U.S. Secretary of State Antony Blinken is in Kyiv on an unannounced two-day visit, his fourth to Ukraine since Russia invaded the country in February 2022.
Blinken is expected to meet with Ukrainian Foreign Minister Dmytro Kuleba, Prime Minister Denys Shmyhal and President Volodymyr Zelenskyy to hear their assessment of their needs for the ongoing counteroffensive against Russia and the coming winter.
“We’ve seen good progress on the counteroffensive (inaudible). We want to make sure that Ukraine has what it needs not only to succeed in the counteroffensive but has what it needs for the long term to make sure that it has a strong deterrent, strong defense capacity so that, in the future, aggressions like this don’t happen again,” Blinken said ahead of his talks Wednesday.
Blinken is likely to announce a new package of U.S. assistance worth more than $1 billion, a senior State Department official told reporters on the trip.

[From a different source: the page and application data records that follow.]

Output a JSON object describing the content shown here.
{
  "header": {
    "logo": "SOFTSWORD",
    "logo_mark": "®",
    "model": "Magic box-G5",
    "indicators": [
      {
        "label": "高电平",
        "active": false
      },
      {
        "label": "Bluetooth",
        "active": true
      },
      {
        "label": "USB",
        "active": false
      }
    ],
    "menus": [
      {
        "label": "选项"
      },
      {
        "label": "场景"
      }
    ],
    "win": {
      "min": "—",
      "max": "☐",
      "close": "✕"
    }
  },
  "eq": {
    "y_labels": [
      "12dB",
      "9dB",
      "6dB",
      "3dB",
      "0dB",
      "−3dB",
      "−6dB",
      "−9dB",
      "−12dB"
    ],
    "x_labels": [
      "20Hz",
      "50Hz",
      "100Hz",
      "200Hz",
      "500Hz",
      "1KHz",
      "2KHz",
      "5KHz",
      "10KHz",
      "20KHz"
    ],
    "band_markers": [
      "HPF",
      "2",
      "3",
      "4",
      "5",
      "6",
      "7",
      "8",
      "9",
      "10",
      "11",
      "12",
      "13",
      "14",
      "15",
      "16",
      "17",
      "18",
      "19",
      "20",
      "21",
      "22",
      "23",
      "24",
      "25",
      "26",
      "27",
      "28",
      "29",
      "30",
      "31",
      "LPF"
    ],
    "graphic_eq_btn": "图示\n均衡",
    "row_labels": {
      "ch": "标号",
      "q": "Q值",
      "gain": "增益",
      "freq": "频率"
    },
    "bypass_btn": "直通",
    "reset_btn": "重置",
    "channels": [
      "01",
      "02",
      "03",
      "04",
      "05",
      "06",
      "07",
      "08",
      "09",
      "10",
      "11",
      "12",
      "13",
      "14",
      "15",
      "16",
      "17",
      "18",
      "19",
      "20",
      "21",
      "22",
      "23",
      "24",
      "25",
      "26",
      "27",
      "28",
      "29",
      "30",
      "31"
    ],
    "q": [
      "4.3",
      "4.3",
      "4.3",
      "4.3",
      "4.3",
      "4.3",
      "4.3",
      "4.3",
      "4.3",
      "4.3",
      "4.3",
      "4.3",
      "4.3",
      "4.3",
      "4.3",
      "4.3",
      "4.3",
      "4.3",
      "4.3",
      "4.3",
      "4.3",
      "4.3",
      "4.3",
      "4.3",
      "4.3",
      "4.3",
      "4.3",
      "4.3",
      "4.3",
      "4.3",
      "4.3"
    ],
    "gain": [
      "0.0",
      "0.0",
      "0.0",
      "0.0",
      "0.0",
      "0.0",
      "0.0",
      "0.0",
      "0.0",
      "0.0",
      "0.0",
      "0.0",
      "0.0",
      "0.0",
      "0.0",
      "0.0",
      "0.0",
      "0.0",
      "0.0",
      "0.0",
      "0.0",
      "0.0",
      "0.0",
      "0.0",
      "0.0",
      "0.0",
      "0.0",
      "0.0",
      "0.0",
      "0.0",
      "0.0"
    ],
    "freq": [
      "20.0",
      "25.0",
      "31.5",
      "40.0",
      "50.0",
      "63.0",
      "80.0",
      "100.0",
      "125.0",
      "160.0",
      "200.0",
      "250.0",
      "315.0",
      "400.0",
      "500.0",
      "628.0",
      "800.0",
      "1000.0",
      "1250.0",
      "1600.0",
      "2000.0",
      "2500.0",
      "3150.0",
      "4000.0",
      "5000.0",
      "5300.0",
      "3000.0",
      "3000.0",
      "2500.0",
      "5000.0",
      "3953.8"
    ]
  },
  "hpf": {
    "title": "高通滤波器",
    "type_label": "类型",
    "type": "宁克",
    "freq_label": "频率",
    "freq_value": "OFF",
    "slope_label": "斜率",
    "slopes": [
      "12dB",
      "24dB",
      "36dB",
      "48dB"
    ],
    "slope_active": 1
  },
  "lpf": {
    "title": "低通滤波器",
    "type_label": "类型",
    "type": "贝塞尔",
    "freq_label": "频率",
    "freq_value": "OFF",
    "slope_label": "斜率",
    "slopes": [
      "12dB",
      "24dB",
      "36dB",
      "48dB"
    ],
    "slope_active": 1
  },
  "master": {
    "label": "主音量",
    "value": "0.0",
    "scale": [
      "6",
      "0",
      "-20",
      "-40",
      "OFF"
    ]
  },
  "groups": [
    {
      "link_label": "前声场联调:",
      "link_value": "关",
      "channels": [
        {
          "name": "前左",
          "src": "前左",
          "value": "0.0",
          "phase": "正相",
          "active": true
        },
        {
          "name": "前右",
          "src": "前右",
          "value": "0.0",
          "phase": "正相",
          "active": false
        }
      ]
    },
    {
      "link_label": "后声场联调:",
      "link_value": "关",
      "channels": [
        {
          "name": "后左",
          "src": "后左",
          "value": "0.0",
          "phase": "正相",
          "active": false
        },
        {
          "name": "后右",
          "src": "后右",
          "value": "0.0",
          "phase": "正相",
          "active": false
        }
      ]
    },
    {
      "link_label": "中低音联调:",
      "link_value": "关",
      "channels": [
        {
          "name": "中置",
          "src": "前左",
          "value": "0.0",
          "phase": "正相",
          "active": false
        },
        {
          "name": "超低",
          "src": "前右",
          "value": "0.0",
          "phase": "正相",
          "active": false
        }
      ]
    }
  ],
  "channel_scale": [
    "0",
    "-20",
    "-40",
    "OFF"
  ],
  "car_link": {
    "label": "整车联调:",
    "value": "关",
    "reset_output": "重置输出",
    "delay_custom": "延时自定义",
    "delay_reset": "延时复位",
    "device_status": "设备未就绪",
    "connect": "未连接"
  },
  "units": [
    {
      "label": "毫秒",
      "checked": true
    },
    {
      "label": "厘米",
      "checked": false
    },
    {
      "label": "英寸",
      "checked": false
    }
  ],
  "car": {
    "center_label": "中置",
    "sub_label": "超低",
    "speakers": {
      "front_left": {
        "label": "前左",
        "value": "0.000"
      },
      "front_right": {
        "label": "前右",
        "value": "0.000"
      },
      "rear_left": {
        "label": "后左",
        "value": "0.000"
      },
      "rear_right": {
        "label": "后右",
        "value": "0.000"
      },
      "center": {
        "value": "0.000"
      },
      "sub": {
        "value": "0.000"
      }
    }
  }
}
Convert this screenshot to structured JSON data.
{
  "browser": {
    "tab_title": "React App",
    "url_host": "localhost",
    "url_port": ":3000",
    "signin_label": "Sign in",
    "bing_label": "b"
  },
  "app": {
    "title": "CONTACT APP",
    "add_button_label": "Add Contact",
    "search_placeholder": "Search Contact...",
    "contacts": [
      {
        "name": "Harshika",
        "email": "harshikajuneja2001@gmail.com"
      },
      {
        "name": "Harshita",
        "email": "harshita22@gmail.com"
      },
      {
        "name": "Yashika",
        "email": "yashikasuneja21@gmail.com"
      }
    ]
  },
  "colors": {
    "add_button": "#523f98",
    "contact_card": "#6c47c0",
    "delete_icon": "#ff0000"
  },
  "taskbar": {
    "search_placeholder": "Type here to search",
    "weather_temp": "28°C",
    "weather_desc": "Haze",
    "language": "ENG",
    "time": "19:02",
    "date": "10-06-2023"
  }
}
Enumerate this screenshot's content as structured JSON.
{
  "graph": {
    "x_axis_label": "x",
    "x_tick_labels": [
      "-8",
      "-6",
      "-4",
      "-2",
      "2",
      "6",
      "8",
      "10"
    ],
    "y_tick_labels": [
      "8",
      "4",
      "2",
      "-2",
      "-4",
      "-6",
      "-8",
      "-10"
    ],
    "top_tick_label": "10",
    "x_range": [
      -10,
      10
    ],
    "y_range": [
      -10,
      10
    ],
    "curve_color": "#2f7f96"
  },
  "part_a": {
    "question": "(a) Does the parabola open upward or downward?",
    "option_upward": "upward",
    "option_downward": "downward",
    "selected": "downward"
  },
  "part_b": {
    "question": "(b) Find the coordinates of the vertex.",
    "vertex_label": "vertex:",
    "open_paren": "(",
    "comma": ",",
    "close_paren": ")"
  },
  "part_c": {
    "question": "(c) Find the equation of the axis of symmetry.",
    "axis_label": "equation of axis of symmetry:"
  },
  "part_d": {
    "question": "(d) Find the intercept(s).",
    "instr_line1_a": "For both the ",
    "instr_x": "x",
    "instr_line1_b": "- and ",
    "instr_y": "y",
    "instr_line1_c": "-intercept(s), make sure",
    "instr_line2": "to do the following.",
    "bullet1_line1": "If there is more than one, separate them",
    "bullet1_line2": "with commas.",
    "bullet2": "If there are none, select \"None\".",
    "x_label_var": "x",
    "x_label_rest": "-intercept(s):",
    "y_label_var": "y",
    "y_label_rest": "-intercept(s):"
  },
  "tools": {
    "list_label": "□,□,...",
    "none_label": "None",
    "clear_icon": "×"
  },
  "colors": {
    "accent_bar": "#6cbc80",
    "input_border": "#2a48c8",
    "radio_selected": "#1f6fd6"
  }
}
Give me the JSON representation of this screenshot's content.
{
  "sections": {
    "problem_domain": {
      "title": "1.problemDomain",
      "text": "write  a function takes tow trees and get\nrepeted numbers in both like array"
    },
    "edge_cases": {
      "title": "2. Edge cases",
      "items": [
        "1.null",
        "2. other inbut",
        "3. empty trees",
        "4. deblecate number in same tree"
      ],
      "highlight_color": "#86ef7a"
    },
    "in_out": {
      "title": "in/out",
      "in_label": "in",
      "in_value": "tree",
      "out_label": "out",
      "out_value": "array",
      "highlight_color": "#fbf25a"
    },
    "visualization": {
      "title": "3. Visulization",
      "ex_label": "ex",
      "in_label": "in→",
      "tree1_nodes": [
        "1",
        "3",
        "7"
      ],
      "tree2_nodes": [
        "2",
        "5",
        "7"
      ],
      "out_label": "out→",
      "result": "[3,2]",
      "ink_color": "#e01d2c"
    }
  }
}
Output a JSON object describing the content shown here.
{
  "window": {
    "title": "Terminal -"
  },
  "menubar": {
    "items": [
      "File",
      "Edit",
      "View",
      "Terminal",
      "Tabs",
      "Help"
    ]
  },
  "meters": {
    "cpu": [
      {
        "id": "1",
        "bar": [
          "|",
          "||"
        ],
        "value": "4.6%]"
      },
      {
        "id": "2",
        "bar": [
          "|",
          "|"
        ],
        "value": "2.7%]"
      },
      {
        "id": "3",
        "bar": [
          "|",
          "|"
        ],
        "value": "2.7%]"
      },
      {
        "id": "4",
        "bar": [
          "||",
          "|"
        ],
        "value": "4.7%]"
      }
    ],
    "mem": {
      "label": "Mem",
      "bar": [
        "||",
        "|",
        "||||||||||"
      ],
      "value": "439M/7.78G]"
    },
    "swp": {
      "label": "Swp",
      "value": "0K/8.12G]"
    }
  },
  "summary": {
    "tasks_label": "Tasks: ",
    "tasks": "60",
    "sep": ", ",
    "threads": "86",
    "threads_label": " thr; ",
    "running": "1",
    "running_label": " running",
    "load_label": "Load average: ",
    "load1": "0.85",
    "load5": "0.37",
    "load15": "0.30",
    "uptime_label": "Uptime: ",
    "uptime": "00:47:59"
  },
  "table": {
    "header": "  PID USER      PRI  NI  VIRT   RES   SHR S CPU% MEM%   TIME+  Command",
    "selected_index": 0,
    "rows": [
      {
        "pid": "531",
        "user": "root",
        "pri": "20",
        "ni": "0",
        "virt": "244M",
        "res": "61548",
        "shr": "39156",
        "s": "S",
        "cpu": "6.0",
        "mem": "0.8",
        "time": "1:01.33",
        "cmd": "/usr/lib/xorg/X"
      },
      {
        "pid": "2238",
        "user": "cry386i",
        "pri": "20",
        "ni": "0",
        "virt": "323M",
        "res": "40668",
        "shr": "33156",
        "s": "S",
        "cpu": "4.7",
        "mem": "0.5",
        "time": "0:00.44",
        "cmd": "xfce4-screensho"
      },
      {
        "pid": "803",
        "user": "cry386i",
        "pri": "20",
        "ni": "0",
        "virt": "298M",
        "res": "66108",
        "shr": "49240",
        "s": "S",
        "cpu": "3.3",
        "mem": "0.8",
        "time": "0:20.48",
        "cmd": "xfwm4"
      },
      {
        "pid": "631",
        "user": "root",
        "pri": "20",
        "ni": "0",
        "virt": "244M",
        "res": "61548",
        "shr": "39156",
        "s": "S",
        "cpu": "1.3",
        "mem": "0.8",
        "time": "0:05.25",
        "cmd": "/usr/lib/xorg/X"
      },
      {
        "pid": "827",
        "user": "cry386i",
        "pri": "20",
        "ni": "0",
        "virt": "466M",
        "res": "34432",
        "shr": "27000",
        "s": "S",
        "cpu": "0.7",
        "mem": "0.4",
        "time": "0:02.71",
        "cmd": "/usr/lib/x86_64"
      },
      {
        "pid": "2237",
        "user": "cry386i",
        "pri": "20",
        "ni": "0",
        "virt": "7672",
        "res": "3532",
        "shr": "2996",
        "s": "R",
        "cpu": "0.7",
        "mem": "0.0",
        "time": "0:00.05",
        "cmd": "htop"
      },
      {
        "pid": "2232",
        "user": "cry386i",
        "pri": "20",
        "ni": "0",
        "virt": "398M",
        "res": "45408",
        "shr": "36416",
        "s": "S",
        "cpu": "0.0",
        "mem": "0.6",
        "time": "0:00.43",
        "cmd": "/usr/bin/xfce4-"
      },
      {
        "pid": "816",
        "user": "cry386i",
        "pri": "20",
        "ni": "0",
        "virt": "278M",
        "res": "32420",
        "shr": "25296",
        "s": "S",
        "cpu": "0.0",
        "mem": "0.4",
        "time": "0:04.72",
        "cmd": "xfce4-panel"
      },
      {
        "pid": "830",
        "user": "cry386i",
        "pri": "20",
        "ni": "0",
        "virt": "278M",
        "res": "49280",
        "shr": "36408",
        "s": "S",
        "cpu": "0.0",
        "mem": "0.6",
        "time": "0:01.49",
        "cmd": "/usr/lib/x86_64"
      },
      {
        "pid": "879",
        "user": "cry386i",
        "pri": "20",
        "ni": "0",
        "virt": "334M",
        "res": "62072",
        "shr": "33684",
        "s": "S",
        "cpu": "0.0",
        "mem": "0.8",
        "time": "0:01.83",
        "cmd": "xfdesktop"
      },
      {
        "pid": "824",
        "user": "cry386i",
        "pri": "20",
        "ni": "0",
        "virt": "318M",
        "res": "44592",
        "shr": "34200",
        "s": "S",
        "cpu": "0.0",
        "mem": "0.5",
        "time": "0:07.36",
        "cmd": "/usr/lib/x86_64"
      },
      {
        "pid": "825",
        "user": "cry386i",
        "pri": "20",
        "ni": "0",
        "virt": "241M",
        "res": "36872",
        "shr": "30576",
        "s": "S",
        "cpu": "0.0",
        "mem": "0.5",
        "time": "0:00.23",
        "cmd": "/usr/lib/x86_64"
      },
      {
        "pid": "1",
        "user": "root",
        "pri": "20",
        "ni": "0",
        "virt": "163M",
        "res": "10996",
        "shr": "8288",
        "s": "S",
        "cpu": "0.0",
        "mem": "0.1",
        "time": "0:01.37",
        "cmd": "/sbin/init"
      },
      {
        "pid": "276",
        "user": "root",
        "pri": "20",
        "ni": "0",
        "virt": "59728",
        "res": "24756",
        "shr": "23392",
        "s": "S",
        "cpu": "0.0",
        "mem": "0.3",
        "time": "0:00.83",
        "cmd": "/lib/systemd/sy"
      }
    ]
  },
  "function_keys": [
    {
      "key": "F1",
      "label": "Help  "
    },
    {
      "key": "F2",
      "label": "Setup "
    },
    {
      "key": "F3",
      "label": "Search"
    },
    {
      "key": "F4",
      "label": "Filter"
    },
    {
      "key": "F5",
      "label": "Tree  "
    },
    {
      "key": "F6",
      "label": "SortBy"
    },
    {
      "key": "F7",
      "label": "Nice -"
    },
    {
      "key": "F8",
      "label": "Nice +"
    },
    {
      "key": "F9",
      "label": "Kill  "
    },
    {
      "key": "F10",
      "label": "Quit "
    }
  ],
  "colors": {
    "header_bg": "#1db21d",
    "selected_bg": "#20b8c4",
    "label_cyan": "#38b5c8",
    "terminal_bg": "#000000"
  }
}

Several hours before his arrival, Russia carried out airstrikes on Kyiv and the southern region of Odesa. No casualties were reported in the capital city, but Ukrainian officials say a civilian was killed and port infrastructure damaged in the south.
The State Department says Blinken intends to demonstrate ironclad U.S. support for Ukraine, and to coordinate with leaders there ahead of the United Nations General Assembly in New York next week, where Washington will lead the push for continued support for Kyiv.
President Zelenskyy tweeted that he has been meeting with his top staff to make plans for winter, and in his words, “anything the terrorist Russian state might do.”
Russia has accused the United States of prolonging the war by supporting Ukraine, amid reports that Moscow faces a serious shortage of weapons and ammunition.
A senior State Department official traveling with Blinken was asked by reporters about Russian President Vladimir Putin’s reported plans to meet with North Korean leader Kim Jong Un in the coming days in Vladivostok to ask for weapons and ammunition.
The official told reporters: “It speaks to Russian desperation that they have to go scrounging for stuff in Pyongyang, you know, and that Putin has to fly half all the way across his country to meet another autocrat.”
The State Department official compared that with the coalition that supports Ukraine, at some 50 countries around the world.